Using these in the expressions for $\E$ and $\B$, we find
\beq\barr{c}
E_x=-\ga qvt/[b^2+(\ga vt)^2]^{3/2}\\
E_y=\ga qb/[b^2+(\ga vt)^2]^{3/2}\\
B_z=\ga\be qb/[b^2+(\ga vt)^2]^{3/2}.\earr
\eeq
It is instructive to study these results. They tell us the field at a point
(0,b,0) in $K$ when a charge $q$ goes along the $x$ axis with speed $v$,
passing the origin at time $t=0$. The fields are zero at large negative
times, then $E_x$ rises and falls to zero at $t=0$ and repeats this pattern
with the opposite sign at positive times. The other two rise to a maximum
value at $t=0$ and then fall to zero at large positive time. The duration
in time of the pulse if of order $b/\ga v$ and becomes very short if $v
\rightarrow c$ because then $\ga$ becomes arbitrarily large. The maximum
field strengths are, for $E_y$, $\ga q/b^2$, and, for $B_z$, $\ga\be q/b^2$.
Notice that for a highly relativistic particle, $\be\rightarrow1$, $E_y\approx

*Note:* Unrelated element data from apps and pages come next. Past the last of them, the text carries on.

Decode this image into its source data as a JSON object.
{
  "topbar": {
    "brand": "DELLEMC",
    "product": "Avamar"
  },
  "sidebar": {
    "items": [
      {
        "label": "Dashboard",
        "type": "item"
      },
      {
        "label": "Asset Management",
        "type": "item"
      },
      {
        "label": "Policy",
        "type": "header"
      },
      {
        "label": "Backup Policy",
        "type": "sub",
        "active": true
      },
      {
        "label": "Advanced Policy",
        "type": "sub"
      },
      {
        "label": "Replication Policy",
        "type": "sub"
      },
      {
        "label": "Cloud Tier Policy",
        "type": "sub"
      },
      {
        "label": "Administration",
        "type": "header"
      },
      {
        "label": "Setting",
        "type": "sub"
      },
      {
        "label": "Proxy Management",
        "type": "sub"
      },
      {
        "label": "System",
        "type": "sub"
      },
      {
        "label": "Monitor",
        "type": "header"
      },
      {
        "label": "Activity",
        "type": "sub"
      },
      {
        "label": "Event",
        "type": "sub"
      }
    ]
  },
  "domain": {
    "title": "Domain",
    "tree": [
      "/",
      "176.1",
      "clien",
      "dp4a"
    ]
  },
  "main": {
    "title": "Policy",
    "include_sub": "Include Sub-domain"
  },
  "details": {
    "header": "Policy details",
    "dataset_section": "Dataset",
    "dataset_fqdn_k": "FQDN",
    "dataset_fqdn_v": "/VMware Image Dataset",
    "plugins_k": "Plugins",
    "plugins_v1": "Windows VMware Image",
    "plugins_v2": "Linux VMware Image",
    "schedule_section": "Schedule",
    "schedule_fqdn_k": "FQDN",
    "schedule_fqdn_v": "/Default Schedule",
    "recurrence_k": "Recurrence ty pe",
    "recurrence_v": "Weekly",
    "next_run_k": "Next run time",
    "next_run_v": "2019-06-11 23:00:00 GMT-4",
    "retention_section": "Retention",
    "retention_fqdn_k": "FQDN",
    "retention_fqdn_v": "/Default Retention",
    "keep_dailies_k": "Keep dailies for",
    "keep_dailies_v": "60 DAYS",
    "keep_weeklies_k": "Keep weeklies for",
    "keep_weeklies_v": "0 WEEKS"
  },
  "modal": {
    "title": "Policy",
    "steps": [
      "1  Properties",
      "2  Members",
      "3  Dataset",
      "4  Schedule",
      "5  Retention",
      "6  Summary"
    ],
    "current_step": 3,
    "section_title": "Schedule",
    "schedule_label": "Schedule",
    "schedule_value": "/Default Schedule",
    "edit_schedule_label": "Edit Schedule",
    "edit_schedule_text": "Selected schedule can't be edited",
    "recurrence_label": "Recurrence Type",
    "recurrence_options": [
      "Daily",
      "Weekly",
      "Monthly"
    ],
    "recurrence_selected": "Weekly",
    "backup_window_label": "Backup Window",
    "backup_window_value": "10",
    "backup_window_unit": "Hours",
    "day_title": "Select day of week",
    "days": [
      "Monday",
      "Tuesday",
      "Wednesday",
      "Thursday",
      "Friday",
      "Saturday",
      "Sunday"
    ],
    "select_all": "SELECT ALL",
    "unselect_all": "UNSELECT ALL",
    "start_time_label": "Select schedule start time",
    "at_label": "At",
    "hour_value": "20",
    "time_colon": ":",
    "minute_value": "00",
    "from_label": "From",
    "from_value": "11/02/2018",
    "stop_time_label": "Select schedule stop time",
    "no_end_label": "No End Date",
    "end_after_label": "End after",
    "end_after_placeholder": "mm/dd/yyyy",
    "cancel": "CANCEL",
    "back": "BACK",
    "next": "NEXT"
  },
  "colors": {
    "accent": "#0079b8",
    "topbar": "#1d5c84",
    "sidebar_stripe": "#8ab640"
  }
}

B_z$ and also that the maximum pulse strength scales as $\ga$ which means
it becomes very large (but for a very short time) as the velocity
approaches $c$.
\vspace{6.0in}
\edo